PROMPT: With the images set aside, retype every record below character for character.

INPUT DATA:
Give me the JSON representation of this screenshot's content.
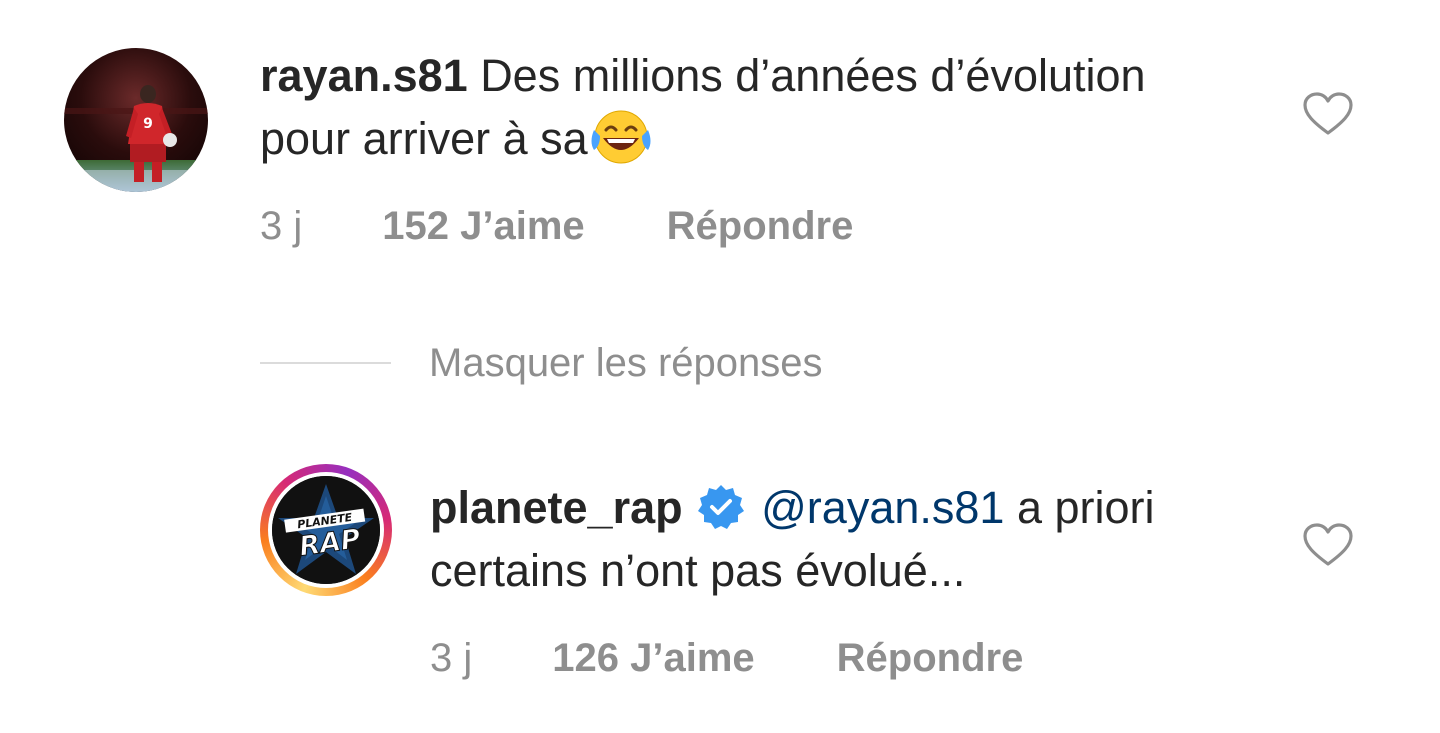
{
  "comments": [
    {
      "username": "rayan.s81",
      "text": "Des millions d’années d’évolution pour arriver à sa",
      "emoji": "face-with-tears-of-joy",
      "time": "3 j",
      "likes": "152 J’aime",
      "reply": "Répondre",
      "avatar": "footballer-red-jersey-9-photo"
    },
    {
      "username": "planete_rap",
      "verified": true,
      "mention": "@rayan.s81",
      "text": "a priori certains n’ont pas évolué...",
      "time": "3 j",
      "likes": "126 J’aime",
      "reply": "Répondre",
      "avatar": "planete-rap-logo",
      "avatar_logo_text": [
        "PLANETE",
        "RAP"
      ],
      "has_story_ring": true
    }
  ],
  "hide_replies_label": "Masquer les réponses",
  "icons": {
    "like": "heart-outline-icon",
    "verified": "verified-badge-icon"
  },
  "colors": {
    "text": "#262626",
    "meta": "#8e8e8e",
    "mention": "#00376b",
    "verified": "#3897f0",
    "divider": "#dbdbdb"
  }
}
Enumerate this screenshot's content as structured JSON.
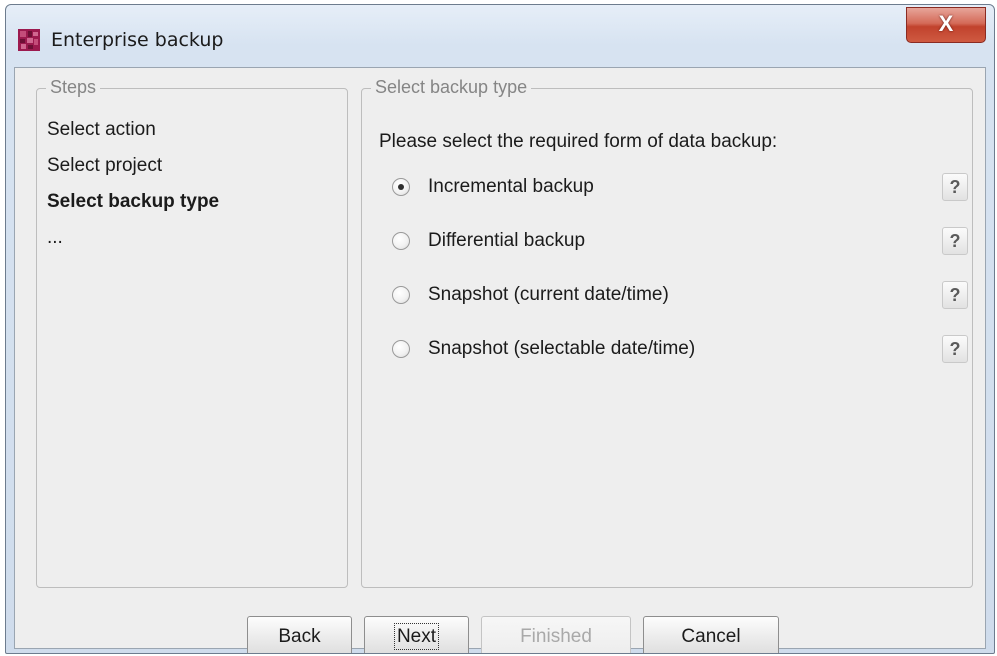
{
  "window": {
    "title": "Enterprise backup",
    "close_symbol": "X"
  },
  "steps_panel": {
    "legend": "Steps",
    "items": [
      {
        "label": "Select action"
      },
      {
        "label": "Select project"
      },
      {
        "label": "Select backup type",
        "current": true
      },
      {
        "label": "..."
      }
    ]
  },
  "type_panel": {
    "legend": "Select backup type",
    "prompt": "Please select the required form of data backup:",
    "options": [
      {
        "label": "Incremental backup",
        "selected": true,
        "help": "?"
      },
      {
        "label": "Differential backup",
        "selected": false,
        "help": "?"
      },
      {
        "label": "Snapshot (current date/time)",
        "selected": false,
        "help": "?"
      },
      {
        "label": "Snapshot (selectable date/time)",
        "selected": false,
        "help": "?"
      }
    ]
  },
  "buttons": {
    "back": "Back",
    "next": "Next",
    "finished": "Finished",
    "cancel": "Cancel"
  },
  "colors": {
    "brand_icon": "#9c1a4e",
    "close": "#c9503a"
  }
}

SOLUTION TO THE PROBLEM:
Give me the JSON representation of this screenshot's content.
{
  "comments": [
    {
      "username": "rayan.s81",
      "text": "Des millions d’années d’évolution pour arriver à sa",
      "emoji": "face-with-tears-of-joy",
      "time": "3 j",
      "likes": "152 J’aime",
      "reply": "Répondre",
      "avatar": "footballer-red-jersey-9-photo"
    },
    {
      "username": "planete_rap",
      "verified": true,
      "mention": "@rayan.s81",
      "text": "a priori certains n’ont pas évolué...",
      "time": "3 j",
      "likes": "126 J’aime",
      "reply": "Répondre",
      "avatar": "planete-rap-logo",
      "avatar_logo_text": [
        "PLANETE",
        "RAP"
      ],
      "has_story_ring": true
    }
  ],
  "hide_replies_label": "Masquer les réponses",
  "icons": {
    "like": "heart-outline-icon",
    "verified": "verified-badge-icon"
  },
  "colors": {
    "text": "#262626",
    "meta": "#8e8e8e",
    "mention": "#00376b",
    "verified": "#3897f0",
    "divider": "#dbdbdb"
  }
}
Enumerate this screenshot's content as structured JSON.
{
  "window": {
    "title": "Enterprise backup",
    "close_symbol": "X"
  },
  "steps_panel": {
    "legend": "Steps",
    "items": [
      {
        "label": "Select action"
      },
      {
        "label": "Select project"
      },
      {
        "label": "Select backup type",
        "current": true
      },
      {
        "label": "..."
      }
    ]
  },
  "type_panel": {
    "legend": "Select backup type",
    "prompt": "Please select the required form of data backup:",
    "options": [
      {
        "label": "Incremental backup",
        "selected": true,
        "help": "?"
      },
      {
        "label": "Differential backup",
        "selected": false,
        "help": "?"
      },
      {
        "label": "Snapshot (current date/time)",
        "selected": false,
        "help": "?"
      },
      {
        "label": "Snapshot (selectable date/time)",
        "selected": false,
        "help": "?"
      }
    ]
  },
  "buttons": {
    "back": "Back",
    "next": "Next",
    "finished": "Finished",
    "cancel": "Cancel"
  },
  "colors": {
    "brand_icon": "#9c1a4e",
    "close": "#c9503a"
  }
}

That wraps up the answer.